╔══
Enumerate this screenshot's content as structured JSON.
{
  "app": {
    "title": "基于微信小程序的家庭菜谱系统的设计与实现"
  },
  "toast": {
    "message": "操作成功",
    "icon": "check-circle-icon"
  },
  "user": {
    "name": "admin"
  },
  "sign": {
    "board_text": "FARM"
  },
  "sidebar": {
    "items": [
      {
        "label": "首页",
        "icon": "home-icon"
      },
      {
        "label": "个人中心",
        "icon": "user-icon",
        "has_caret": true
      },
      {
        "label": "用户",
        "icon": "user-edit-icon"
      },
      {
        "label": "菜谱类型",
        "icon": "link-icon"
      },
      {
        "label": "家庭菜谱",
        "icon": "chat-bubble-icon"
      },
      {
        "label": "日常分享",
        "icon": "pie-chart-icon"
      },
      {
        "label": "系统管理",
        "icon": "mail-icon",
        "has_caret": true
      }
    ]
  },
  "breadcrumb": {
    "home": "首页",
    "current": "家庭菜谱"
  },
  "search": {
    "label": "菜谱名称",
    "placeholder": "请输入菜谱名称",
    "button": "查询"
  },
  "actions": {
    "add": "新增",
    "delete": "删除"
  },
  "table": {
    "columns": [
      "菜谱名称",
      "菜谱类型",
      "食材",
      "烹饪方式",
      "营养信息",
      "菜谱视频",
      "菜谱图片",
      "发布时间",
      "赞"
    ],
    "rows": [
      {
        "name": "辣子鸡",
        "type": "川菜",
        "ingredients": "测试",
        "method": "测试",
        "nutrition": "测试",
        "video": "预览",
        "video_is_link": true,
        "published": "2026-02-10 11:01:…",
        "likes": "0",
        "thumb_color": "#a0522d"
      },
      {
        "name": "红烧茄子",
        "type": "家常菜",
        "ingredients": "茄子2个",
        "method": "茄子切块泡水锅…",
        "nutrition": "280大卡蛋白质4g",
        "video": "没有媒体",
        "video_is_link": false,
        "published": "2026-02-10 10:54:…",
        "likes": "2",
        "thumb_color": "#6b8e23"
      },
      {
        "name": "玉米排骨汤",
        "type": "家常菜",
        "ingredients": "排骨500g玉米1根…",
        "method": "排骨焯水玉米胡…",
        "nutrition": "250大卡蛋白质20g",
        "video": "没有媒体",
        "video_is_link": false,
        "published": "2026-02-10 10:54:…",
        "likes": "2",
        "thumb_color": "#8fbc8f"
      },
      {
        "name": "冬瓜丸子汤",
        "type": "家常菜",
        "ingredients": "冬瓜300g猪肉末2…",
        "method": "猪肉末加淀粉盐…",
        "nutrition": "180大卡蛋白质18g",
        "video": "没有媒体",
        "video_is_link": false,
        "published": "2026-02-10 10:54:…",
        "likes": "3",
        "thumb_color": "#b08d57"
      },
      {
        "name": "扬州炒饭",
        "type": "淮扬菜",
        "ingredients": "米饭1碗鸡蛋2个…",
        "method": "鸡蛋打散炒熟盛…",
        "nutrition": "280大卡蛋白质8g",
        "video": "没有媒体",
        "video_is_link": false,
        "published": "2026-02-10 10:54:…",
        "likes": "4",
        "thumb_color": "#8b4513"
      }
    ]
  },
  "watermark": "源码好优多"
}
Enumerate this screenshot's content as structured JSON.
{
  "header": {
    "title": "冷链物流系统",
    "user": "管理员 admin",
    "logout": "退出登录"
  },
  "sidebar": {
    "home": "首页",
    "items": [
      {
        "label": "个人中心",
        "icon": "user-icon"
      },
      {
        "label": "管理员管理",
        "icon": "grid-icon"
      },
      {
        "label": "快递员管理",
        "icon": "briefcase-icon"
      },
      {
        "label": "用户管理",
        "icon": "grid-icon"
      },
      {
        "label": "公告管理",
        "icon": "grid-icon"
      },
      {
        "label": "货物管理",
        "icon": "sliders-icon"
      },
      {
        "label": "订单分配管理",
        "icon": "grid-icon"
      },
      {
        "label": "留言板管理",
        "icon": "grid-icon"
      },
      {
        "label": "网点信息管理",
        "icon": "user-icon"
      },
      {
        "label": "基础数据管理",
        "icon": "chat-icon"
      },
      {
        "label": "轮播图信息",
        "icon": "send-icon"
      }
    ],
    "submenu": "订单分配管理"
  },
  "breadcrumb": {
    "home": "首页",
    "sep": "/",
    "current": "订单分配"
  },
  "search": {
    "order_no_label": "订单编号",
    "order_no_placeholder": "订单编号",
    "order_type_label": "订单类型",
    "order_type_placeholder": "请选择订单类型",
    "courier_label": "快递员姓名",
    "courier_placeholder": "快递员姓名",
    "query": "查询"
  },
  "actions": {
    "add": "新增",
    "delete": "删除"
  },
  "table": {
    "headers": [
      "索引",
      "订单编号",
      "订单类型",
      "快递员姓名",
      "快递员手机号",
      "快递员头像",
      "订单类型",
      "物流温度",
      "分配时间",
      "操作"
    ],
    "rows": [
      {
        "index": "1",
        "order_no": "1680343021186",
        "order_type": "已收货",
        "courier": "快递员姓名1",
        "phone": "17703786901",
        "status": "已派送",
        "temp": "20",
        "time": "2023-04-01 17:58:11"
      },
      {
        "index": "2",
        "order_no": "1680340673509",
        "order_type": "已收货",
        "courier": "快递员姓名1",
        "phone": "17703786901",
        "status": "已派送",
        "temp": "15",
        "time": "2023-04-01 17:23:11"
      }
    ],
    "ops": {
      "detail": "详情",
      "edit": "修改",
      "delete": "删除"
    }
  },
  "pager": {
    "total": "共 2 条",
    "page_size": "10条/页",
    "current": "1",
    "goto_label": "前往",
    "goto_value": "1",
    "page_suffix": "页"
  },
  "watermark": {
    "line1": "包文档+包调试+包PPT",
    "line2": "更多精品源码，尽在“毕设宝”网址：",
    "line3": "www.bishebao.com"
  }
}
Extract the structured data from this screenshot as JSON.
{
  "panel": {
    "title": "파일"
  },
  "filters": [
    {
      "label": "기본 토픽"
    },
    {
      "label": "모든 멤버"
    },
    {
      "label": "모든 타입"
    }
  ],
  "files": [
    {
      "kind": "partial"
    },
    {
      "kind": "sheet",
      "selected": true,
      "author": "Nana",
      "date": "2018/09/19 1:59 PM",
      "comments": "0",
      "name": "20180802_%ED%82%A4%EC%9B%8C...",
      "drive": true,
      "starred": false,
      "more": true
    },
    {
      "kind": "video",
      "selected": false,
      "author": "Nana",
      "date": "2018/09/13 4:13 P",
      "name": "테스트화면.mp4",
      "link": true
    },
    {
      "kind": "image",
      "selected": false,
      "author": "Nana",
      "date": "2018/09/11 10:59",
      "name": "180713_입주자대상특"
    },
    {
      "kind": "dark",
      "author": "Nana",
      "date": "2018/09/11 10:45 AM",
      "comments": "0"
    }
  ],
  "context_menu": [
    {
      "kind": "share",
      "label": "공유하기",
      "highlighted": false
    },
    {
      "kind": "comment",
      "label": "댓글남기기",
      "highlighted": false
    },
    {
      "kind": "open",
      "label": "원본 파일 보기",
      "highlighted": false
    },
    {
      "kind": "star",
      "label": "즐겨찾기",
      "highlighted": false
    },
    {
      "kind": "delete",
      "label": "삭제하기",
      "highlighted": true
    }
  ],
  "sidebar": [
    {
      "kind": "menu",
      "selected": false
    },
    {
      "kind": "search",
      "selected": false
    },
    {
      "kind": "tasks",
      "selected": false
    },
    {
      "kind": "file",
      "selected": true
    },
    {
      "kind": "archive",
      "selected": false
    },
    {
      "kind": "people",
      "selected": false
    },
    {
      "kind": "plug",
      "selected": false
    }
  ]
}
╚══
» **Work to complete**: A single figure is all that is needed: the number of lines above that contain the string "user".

» **Your solution**: 6